#### [About this task]
Repeat the entire listing exactly.

----------------

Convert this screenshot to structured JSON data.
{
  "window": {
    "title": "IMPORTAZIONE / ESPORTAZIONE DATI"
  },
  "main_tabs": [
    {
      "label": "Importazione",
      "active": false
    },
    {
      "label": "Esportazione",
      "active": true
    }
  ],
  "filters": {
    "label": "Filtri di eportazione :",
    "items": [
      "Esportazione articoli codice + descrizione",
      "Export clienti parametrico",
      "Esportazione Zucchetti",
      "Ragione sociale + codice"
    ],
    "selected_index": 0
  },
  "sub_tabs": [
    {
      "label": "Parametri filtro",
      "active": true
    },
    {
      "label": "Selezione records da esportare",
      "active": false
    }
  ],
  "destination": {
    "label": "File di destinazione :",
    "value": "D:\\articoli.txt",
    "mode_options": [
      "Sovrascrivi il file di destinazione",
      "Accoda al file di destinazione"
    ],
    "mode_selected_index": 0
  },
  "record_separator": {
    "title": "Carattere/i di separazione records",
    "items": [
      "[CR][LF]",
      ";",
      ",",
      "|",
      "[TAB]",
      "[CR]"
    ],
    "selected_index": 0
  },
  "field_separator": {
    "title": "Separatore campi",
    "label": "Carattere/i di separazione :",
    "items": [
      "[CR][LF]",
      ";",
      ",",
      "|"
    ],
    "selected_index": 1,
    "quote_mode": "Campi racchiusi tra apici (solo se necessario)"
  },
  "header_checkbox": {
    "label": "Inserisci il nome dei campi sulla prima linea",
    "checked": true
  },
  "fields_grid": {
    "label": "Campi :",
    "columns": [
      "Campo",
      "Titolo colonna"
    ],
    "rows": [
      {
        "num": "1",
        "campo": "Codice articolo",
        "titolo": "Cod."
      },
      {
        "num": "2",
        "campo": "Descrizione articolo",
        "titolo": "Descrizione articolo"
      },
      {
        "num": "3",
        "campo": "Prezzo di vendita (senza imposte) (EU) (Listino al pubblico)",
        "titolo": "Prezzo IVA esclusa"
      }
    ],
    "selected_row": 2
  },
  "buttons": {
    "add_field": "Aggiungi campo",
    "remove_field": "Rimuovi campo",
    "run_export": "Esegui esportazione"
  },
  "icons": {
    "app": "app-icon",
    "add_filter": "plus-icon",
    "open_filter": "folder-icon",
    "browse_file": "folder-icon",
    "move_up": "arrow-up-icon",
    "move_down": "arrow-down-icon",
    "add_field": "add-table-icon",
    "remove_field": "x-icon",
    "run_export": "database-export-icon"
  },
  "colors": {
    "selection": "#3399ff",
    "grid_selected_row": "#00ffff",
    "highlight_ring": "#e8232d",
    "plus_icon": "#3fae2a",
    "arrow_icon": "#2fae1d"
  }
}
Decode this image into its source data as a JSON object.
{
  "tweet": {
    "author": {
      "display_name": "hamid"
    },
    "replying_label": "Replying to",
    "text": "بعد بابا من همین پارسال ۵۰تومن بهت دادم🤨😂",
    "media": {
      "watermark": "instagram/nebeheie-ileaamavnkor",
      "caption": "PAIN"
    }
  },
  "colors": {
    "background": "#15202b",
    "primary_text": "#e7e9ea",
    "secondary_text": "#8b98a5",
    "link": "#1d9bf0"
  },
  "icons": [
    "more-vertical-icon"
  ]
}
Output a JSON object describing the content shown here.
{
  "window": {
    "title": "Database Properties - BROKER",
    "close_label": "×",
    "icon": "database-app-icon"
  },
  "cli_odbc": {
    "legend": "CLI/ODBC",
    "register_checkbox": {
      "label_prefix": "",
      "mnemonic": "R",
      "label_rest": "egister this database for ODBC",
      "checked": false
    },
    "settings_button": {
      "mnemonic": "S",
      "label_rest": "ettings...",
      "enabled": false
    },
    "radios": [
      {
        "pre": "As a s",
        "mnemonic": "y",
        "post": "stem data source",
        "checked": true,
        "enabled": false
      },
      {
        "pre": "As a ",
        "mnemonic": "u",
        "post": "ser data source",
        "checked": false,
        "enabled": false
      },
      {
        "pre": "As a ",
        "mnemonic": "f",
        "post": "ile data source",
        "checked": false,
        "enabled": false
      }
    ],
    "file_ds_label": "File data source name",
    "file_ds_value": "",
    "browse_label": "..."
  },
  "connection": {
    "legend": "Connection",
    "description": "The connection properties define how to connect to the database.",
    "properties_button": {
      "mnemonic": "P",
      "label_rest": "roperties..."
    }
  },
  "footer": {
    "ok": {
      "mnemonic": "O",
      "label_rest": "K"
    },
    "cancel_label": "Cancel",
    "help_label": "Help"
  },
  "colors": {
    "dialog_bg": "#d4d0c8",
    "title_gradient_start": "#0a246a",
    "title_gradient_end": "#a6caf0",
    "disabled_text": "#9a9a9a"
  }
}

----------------

#### [Task answer]
Convert this screenshot to structured JSON data.
{
  "window": {
    "title": "IMPORTAZIONE / ESPORTAZIONE DATI"
  },
  "main_tabs": [
    {
      "label": "Importazione",
      "active": false
    },
    {
      "label": "Esportazione",
      "active": true
    }
  ],
  "filters": {
    "label": "Filtri di eportazione :",
    "items": [
      "Esportazione articoli codice + descrizione",
      "Export clienti parametrico",
      "Esportazione Zucchetti",
      "Ragione sociale + codice"
    ],
    "selected_index": 0
  },
  "sub_tabs": [
    {
      "label": "Parametri filtro",
      "active": true
    },
    {
      "label": "Selezione records da esportare",
      "active": false
    }
  ],
  "destination": {
    "label": "File di destinazione :",
    "value": "D:\\articoli.txt",
    "mode_options": [
      "Sovrascrivi il file di destinazione",
      "Accoda al file di destinazione"
    ],
    "mode_selected_index": 0
  },
  "record_separator": {
    "title": "Carattere/i di separazione records",
    "items": [
      "[CR][LF]",
      ";",
      ",",
      "|",
      "[TAB]",
      "[CR]"
    ],
    "selected_index": 0
  },
  "field_separator": {
    "title": "Separatore campi",
    "label": "Carattere/i di separazione :",
    "items": [
      "[CR][LF]",
      ";",
      ",",
      "|"
    ],
    "selected_index": 1,
    "quote_mode": "Campi racchiusi tra apici (solo se necessario)"
  },
  "header_checkbox": {
    "label": "Inserisci il nome dei campi sulla prima linea",
    "checked": true
  },
  "fields_grid": {
    "label": "Campi :",
    "columns": [
      "Campo",
      "Titolo colonna"
    ],
    "rows": [
      {
        "num": "1",
        "campo": "Codice articolo",
        "titolo": "Cod."
      },
      {
        "num": "2",
        "campo": "Descrizione articolo",
        "titolo": "Descrizione articolo"
      },
      {
        "num": "3",
        "campo": "Prezzo di vendita (senza imposte) (EU) (Listino al pubblico)",
        "titolo": "Prezzo IVA esclusa"
      }
    ],
    "selected_row": 2
  },
  "buttons": {
    "add_field": "Aggiungi campo",
    "remove_field": "Rimuovi campo",
    "run_export": "Esegui esportazione"
  },
  "icons": {
    "app": "app-icon",
    "add_filter": "plus-icon",
    "open_filter": "folder-icon",
    "browse_file": "folder-icon",
    "move_up": "arrow-up-icon",
    "move_down": "arrow-down-icon",
    "add_field": "add-table-icon",
    "remove_field": "x-icon",
    "run_export": "database-export-icon"
  },
  "colors": {
    "selection": "#3399ff",
    "grid_selected_row": "#00ffff",
    "highlight_ring": "#e8232d",
    "plus_icon": "#3fae2a",
    "arrow_icon": "#2fae1d"
  }
}
Decode this image into its source data as a JSON object.
{
  "tweet": {
    "author": {
      "display_name": "hamid"
    },
    "replying_label": "Replying to",
    "text": "بعد بابا من همین پارسال ۵۰تومن بهت دادم🤨😂",
    "media": {
      "watermark": "instagram/nebeheie-ileaamavnkor",
      "caption": "PAIN"
    }
  },
  "colors": {
    "background": "#15202b",
    "primary_text": "#e7e9ea",
    "secondary_text": "#8b98a5",
    "link": "#1d9bf0"
  },
  "icons": [
    "more-vertical-icon"
  ]
}
Output a JSON object describing the content shown here.
{
  "window": {
    "title": "Database Properties - BROKER",
    "close_label": "×",
    "icon": "database-app-icon"
  },
  "cli_odbc": {
    "legend": "CLI/ODBC",
    "register_checkbox": {
      "label_prefix": "",
      "mnemonic": "R",
      "label_rest": "egister this database for ODBC",
      "checked": false
    },
    "settings_button": {
      "mnemonic": "S",
      "label_rest": "ettings...",
      "enabled": false
    },
    "radios": [
      {
        "pre": "As a s",
        "mnemonic": "y",
        "post": "stem data source",
        "checked": true,
        "enabled": false
      },
      {
        "pre": "As a ",
        "mnemonic": "u",
        "post": "ser data source",
        "checked": false,
        "enabled": false
      },
      {
        "pre": "As a ",
        "mnemonic": "f",
        "post": "ile data source",
        "checked": false,
        "enabled": false
      }
    ],
    "file_ds_label": "File data source name",
    "file_ds_value": "",
    "browse_label": "..."
  },
  "connection": {
    "legend": "Connection",
    "description": "The connection properties define how to connect to the database.",
    "properties_button": {
      "mnemonic": "P",
      "label_rest": "roperties..."
    }
  },
  "footer": {
    "ok": {
      "mnemonic": "O",
      "label_rest": "K"
    },
    "cancel_label": "Cancel",
    "help_label": "Help"
  },
  "colors": {
    "dialog_bg": "#d4d0c8",
    "title_gradient_start": "#0a246a",
    "title_gradient_end": "#a6caf0",
    "disabled_text": "#9a9a9a"
  }
}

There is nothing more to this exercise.